◆ Work task ◆
Which lines below mention "brand"? Pick each one out.

Data for review START

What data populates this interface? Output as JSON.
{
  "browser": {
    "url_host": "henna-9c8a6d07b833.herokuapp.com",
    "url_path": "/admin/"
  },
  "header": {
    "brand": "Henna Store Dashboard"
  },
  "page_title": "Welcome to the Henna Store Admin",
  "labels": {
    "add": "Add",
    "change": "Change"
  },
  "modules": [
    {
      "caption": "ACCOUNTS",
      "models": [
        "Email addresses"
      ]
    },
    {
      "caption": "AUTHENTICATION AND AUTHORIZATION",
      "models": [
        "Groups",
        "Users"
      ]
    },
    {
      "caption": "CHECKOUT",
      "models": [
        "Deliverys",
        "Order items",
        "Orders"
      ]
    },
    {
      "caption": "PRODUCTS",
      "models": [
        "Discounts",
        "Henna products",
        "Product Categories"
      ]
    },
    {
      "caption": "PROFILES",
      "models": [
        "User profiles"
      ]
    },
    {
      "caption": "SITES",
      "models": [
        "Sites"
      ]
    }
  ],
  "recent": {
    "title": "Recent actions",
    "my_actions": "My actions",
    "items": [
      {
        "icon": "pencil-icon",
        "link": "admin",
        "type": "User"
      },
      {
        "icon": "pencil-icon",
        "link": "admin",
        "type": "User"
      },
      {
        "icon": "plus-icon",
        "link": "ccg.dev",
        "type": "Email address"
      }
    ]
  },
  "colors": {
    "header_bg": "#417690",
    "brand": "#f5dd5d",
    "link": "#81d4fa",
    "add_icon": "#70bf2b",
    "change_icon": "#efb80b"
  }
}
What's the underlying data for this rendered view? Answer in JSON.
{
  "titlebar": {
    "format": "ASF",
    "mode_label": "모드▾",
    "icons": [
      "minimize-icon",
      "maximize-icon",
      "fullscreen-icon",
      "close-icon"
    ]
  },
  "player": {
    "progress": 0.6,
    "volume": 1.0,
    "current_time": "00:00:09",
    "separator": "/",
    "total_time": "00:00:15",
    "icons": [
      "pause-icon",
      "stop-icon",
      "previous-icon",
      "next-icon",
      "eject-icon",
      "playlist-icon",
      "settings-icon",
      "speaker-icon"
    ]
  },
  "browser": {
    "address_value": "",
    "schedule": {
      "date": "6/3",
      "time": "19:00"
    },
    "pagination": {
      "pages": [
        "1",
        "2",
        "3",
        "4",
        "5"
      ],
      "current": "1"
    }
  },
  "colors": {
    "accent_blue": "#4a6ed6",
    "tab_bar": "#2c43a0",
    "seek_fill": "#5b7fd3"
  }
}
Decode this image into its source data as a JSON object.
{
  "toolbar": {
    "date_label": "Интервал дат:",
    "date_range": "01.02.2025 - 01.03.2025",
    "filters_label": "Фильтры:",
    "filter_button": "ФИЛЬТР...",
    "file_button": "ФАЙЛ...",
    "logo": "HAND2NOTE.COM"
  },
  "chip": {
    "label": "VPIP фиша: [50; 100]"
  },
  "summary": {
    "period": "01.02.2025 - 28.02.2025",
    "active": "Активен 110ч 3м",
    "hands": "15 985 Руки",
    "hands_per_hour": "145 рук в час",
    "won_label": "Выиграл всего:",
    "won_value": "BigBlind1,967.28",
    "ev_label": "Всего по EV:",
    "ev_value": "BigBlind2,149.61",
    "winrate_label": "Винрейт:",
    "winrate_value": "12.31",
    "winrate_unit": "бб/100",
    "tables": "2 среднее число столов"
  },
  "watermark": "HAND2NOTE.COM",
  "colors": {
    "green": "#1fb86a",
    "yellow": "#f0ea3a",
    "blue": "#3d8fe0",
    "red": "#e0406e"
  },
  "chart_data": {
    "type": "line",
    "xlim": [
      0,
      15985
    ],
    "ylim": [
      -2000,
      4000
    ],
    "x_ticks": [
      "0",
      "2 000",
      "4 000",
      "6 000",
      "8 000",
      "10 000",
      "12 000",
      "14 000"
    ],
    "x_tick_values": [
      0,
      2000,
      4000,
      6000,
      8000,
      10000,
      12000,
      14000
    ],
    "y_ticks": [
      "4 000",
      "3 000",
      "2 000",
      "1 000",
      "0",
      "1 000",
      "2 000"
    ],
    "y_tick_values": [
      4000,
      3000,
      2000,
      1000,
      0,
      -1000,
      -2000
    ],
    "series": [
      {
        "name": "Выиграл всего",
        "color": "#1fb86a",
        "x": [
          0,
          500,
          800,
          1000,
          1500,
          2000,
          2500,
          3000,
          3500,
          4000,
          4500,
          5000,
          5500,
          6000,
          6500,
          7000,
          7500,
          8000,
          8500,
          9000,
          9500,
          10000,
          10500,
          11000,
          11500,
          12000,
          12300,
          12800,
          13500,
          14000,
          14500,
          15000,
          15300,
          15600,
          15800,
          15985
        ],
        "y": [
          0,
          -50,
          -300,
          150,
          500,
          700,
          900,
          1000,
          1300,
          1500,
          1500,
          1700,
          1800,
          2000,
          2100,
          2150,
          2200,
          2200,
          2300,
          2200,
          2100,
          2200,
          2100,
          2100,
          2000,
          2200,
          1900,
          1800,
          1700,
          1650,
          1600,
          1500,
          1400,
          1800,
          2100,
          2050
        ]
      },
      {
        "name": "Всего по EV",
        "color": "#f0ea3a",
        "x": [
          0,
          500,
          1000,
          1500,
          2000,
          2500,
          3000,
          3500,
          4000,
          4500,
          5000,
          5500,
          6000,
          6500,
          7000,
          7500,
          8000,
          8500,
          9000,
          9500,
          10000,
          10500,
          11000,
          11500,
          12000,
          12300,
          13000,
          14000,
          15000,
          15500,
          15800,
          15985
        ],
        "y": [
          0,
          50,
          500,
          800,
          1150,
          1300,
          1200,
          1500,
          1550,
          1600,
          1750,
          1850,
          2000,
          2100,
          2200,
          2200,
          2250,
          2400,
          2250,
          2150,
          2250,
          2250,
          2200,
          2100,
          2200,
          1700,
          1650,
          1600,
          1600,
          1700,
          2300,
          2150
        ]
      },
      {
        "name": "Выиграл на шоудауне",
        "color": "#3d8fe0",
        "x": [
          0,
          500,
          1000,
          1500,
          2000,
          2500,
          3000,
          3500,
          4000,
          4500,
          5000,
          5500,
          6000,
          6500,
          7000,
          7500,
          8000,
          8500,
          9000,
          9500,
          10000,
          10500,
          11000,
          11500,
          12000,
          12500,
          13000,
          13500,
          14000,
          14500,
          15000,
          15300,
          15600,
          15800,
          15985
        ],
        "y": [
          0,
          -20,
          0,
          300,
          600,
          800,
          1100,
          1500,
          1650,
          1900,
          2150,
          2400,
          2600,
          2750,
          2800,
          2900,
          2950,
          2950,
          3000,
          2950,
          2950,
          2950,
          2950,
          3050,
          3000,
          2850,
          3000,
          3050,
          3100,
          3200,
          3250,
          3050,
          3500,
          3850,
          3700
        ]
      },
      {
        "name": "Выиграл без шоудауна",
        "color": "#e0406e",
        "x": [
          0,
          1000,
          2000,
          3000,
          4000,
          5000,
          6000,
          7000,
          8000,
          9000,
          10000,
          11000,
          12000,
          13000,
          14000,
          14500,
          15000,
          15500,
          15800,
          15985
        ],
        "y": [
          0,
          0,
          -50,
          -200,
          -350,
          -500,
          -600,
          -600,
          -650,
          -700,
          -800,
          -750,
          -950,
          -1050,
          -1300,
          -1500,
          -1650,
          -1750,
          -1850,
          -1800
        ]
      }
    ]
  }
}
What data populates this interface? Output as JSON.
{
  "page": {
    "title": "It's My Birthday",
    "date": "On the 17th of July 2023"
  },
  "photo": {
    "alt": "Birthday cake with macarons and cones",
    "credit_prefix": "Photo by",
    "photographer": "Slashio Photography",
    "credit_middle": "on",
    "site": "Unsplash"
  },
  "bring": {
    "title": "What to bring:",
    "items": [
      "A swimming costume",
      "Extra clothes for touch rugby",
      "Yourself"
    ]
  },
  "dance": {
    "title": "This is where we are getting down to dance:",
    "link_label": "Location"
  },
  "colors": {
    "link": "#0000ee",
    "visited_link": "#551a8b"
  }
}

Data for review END

◆ Result of the task ◆
    "brand": "Henna Store Dashboard"
    "brand": "#f5dd5d",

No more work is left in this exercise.